“I think this first summer is going to be all about education,” Buckson said. “We’ve asked the city to print up pamphlets that we can give to people who don’t comply telling them not to bring these items back on their next visit. There’s going to be an adjustment period for sure.”
Restrictions in Rehoboth
Rehoboth Beach Commissioner Toni Sharp said local residents support the ban, citing as an example a woman who called her just before Friday’s vote.
"She wanted us to do three things — pass it, pass it and pass it,” she said.
Others see the new rule as another attempt by the city to crack down on visitors in what they see as an escalation in the decades-old tension between Rehoboth Beach’s year-round residents and the thousands of tourists who fill its streets and businesses in the peak summer months.
Faye Jacobs, a full-time Rehoboth Beach resident since 1999 and the former executive director of Rehoboth Beach Main Street program, said she does not oppose the tent and grill ban.
But, she understands how some might see the measure as part of a larger trend of Rehoboth Beach elected officials “restricting things people like.”
“Rehoboth Beach is trying to be user-friendly only to the full-time residents,” she said. “They really don’t take into account what’s good for everyone about tourism, which is the lifeblood of our community.”
In 2014, for instance, the city banned smoking on the beach, the mile-long boardwalk and adjacent public areas.
A year later, the city took on Dogfish Head Brewery by initially refusing to allow the renovation and expansion sought by the company’s popular brewpub on Rehoboth Avenue, before later relenting.
Around the same time, Mayor Sam Cooper touched off a firestorm when he proposed that rental homes be barred from opening their pools to guests. The city ultimately created a licensing system for all pools that allows those permits to be yanked for violations of local noise and public disturbance laws.
Now Rehoboth Beach is weighing an ordinance to end commercial trash and recycling service, a move that would force nearly 100 businesses to contract with private haulers.
“I think every beach town has that push and pull between residents and tourists,” Jacobs said. “But I think Rehoboth needs to give more sensitivity to all segments of the community, including residents, visitors and businesspeople. Right now, that communication is lacking.”

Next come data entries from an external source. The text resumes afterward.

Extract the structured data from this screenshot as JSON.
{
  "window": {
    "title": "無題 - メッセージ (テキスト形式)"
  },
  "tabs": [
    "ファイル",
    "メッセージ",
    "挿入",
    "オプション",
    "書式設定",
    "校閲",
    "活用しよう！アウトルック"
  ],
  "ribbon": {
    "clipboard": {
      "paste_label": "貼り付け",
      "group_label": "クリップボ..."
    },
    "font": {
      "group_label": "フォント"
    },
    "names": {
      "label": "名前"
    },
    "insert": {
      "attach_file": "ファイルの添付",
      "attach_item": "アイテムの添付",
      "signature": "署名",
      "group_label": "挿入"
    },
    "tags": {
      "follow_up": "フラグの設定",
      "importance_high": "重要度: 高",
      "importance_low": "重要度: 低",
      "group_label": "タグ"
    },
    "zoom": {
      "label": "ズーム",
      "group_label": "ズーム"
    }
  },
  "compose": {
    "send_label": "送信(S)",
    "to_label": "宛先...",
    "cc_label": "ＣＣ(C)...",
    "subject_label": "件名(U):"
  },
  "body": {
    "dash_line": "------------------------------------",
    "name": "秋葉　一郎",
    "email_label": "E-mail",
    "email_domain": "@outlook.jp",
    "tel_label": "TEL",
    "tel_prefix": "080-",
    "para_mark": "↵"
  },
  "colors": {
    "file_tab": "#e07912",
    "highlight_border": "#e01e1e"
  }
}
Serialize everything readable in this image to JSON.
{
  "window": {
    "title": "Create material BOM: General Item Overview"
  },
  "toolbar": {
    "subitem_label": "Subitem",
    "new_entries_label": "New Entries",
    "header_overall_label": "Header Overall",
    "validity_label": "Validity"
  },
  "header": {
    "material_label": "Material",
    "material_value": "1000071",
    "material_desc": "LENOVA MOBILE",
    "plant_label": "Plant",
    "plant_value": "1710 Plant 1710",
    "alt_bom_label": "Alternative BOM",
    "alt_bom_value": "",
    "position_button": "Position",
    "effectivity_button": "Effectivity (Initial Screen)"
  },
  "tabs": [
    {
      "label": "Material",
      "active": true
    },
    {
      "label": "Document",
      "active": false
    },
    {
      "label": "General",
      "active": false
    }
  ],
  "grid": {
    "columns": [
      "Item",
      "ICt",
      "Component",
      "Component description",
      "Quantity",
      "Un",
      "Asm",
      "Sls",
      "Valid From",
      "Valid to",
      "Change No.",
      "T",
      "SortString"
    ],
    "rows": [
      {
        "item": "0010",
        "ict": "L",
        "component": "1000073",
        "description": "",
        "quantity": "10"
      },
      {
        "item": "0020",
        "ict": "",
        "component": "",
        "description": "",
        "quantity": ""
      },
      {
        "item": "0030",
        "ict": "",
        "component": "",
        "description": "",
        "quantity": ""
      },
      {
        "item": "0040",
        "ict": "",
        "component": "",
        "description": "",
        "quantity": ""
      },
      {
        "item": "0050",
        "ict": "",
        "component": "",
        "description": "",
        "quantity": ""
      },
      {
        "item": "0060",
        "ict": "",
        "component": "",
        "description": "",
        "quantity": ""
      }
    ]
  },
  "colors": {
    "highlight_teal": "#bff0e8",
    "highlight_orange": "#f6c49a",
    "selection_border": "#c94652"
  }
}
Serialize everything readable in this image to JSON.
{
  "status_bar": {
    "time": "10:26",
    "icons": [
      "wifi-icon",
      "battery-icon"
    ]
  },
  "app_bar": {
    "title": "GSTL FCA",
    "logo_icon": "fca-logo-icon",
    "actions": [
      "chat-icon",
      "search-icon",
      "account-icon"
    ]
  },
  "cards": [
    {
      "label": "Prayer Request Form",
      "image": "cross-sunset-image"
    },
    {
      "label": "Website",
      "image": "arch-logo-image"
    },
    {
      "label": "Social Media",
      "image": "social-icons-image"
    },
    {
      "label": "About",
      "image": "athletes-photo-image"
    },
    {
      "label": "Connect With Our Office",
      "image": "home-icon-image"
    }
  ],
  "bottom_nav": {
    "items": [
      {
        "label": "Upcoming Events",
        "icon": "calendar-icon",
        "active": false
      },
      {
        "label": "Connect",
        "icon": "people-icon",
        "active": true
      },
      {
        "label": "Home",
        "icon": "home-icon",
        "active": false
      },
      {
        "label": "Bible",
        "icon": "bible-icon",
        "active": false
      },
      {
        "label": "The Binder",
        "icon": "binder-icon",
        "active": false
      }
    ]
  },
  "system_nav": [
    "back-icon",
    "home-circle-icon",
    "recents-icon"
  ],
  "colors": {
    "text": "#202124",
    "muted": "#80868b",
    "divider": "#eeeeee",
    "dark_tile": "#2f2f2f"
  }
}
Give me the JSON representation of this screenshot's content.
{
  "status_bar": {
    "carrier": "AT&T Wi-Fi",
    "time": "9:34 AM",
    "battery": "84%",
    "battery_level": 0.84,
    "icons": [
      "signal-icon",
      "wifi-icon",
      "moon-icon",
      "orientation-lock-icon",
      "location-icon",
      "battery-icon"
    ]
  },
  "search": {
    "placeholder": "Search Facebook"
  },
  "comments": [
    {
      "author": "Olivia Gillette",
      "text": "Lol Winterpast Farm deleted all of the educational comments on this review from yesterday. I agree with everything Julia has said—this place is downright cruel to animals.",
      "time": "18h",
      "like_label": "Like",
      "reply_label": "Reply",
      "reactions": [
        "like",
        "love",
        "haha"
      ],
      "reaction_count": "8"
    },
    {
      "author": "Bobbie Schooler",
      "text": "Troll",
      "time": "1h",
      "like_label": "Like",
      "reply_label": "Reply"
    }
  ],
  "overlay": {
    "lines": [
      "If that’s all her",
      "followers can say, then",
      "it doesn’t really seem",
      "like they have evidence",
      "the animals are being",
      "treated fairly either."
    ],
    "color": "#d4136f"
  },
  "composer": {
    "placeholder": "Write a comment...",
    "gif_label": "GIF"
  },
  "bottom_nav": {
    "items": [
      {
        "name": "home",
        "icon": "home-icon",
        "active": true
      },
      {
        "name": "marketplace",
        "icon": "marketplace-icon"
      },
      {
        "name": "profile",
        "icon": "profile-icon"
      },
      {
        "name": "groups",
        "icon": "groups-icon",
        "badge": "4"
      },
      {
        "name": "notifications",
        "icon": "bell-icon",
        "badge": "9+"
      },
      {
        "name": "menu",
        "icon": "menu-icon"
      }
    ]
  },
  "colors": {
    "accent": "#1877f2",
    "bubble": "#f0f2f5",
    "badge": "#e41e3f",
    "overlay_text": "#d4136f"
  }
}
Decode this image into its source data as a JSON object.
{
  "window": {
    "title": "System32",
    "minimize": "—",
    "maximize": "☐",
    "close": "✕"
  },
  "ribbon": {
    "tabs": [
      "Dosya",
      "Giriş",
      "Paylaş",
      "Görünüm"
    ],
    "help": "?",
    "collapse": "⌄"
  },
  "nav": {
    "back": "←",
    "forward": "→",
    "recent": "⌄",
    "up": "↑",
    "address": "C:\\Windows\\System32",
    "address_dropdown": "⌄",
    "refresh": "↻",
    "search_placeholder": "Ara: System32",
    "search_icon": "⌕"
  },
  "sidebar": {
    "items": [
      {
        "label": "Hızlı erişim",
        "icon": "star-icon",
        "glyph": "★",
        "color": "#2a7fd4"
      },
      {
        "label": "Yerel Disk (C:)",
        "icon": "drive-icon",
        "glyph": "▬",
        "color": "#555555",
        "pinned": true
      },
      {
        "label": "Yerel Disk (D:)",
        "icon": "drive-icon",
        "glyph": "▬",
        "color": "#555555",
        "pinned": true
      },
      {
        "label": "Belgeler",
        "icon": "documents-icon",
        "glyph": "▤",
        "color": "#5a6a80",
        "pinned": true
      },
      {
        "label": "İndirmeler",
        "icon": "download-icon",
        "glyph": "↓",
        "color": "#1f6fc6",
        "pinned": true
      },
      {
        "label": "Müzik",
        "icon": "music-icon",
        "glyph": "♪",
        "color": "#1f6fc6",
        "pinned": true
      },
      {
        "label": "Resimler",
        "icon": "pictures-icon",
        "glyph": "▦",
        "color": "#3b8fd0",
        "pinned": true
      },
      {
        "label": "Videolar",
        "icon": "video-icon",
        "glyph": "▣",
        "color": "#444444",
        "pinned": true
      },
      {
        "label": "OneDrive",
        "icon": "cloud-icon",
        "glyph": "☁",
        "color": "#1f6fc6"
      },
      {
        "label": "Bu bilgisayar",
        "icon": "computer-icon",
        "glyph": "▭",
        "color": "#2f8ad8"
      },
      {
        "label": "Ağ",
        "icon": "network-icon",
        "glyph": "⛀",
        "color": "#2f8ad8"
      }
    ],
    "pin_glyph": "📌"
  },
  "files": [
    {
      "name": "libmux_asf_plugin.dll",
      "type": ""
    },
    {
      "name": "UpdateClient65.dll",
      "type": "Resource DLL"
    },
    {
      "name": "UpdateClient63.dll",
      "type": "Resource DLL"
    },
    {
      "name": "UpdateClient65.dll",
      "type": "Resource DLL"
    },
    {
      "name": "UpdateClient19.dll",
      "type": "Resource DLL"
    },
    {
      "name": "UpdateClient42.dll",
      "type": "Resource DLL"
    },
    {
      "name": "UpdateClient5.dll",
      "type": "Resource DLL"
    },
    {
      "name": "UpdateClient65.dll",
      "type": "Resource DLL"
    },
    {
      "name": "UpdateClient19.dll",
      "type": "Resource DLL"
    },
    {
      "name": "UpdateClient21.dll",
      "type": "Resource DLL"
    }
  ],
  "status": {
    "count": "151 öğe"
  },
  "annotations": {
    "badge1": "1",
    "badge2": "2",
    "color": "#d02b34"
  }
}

Sharp said she believes the new ban on tents, canopies and open fires would impact only people who visit Rehoboth but do not contribute to the local economy.
"These are people who get off the bus, they bring tents and canopies and their own food and stay for the day," she said. "They don't really spend much money here; they come just to enjoy our beautiful beach."